A lot of people probably wish they could replicate the moves of famous activist investors like Carl Icahn, Bill Ackman and Daniel Loeb, fund managers who have achieved high returns by rattling the cages of corporate CEOs and boardroom members to change strategies and “focus on shareholder value.” Global X recently launched an ETF to give retail investors the ability to do just that. The Global X Guru Activist Index ETF (ACTX) gives investors access to 50 of the top equity holdings that are targets of major activist investors, without having to pay the 2 and 20 fee structure of a hedge fund. ACTX charges 75 basis points. The fund uses publicly available information from 13F and 13D filings. Top holdings include Halliburton, Microsoft and CBRE Group.
Barclays' is considering selling off its U.S. wealth management business, according to Fox Business. The publication learned that brokers at the firm are being told by their managers a sale could come soon. Barclays' America, which purchased the brokerage unit from Lehman Brothers following its bankruptcy, has seen a wave of departures in recent years. A spokeswoman for Barclays' Americas wouldn’t deny the possible move.

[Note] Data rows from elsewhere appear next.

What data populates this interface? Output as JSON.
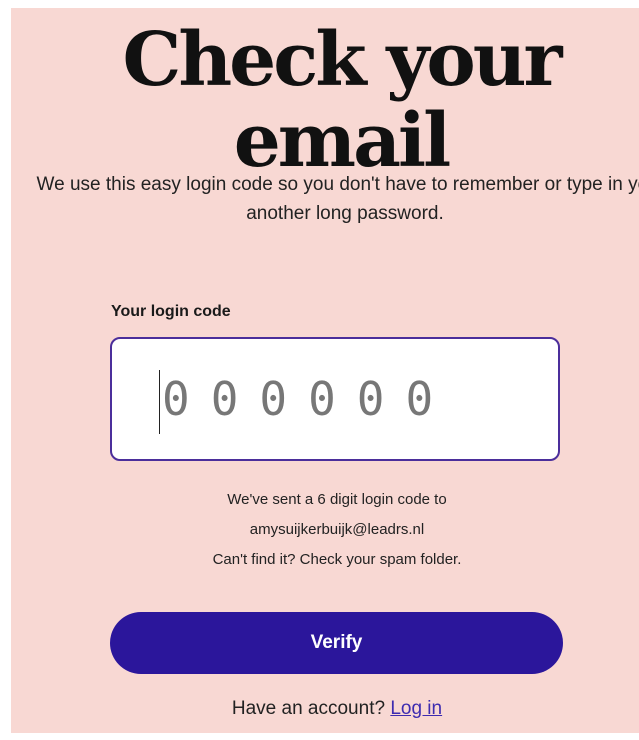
{
  "header": {
    "title": "Check your email",
    "subtitle": "We use this easy login code so you don't have to remember or type in yet another long password."
  },
  "code_field": {
    "label": "Your login code",
    "value": "",
    "placeholder": "000000"
  },
  "info": {
    "line1": "We've sent a 6 digit login code to",
    "email": "amysuijkerbuijk@leadrs.nl",
    "line3": "Can't find it? Check your spam folder."
  },
  "verify_button": {
    "label": "Verify"
  },
  "account": {
    "prompt": "Have an account?",
    "link_label": "Log in"
  },
  "colors": {
    "background": "#f8d8d3",
    "accent": "#2b169b",
    "input_border": "#4b2e9b",
    "link": "#3d2bb0"
  }
}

Some people may be getting the message about the looming “retirement crisis.” In a quarterly analysis of retirement savings accounts, Fidelity reported that the average IRA balance was $94,100 at the end of the first quarter, a new record high for the firm and up 5 percent from the previous quarter. More than 1 million workers increased their contribution rate to 401(k)s in the quarter. Since the first quarter 2014, 23 percent of employees increased their 401(k) contribution rates, a record increase for Fidelity.

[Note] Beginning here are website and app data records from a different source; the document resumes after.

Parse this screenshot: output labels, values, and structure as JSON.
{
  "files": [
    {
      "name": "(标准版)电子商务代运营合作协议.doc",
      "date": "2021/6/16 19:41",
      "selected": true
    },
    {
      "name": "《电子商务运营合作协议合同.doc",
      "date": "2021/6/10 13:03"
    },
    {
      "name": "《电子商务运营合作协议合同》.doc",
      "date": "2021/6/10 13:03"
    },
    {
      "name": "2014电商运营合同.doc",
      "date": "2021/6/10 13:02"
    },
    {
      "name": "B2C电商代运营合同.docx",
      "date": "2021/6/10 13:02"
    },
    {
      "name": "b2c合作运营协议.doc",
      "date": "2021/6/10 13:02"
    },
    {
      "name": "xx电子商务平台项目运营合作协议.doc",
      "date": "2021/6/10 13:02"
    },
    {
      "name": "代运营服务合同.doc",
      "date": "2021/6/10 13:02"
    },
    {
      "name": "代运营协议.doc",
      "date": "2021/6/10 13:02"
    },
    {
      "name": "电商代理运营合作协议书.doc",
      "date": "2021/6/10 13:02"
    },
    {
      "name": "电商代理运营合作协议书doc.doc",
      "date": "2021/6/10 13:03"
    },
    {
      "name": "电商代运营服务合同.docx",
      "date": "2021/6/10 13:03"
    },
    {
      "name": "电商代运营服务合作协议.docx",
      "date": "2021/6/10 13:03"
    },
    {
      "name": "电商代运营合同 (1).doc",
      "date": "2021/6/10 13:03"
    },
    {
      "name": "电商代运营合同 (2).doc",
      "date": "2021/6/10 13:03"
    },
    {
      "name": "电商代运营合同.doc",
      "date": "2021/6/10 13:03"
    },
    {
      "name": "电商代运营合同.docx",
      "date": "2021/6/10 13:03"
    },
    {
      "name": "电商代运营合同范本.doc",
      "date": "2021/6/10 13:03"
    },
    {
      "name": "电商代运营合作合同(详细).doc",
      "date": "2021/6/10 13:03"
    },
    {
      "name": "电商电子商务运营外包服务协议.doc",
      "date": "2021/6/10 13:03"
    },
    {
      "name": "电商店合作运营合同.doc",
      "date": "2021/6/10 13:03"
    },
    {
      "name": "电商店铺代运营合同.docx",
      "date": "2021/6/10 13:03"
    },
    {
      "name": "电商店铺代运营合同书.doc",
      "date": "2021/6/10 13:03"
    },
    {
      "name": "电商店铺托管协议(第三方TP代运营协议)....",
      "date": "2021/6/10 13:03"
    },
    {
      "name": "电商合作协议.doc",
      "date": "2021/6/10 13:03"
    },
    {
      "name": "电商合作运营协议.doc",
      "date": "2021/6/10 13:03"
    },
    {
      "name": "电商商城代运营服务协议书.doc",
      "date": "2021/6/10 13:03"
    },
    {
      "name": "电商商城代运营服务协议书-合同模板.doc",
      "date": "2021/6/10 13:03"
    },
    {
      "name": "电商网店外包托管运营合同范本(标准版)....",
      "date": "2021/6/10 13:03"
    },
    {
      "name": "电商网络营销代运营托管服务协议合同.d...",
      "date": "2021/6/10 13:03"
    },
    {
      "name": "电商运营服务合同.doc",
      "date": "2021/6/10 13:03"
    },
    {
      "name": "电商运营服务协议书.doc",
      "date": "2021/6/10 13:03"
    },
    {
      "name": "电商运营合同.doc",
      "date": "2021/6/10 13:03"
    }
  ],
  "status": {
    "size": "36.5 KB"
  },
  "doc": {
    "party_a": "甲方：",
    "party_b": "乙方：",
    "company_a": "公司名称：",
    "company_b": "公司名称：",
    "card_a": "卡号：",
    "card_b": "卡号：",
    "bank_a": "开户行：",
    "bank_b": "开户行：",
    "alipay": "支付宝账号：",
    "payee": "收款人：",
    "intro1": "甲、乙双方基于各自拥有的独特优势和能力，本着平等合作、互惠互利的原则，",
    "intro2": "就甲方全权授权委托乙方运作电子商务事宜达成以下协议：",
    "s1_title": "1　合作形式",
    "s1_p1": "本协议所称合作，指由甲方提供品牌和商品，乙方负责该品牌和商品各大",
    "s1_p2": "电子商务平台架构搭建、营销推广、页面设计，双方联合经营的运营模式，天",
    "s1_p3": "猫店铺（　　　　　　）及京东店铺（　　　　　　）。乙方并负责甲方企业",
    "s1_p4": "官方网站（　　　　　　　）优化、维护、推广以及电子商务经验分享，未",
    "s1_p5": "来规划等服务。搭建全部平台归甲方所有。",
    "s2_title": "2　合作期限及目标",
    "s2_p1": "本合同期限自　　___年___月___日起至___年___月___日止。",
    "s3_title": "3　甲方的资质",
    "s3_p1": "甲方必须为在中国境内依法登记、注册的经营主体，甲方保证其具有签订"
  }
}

While millionaires feel like they're in a rat race and can't ever seem to get ahead, those with less net worth care more about their health and that of their spouse than their finances. According to a new Spectrem Group study of non-millionaire households (those with at least $100,000 in net worth), 63 percent are more focused on health than money. Those with less in the bank also worry more about their future and whether they'll wind up in an old-age home, while millionaires are more worried about their children's or grandchildren's finances. Forty percent also worry about the potential that they or their spouse could lose their job and how they're going to afford college for their children.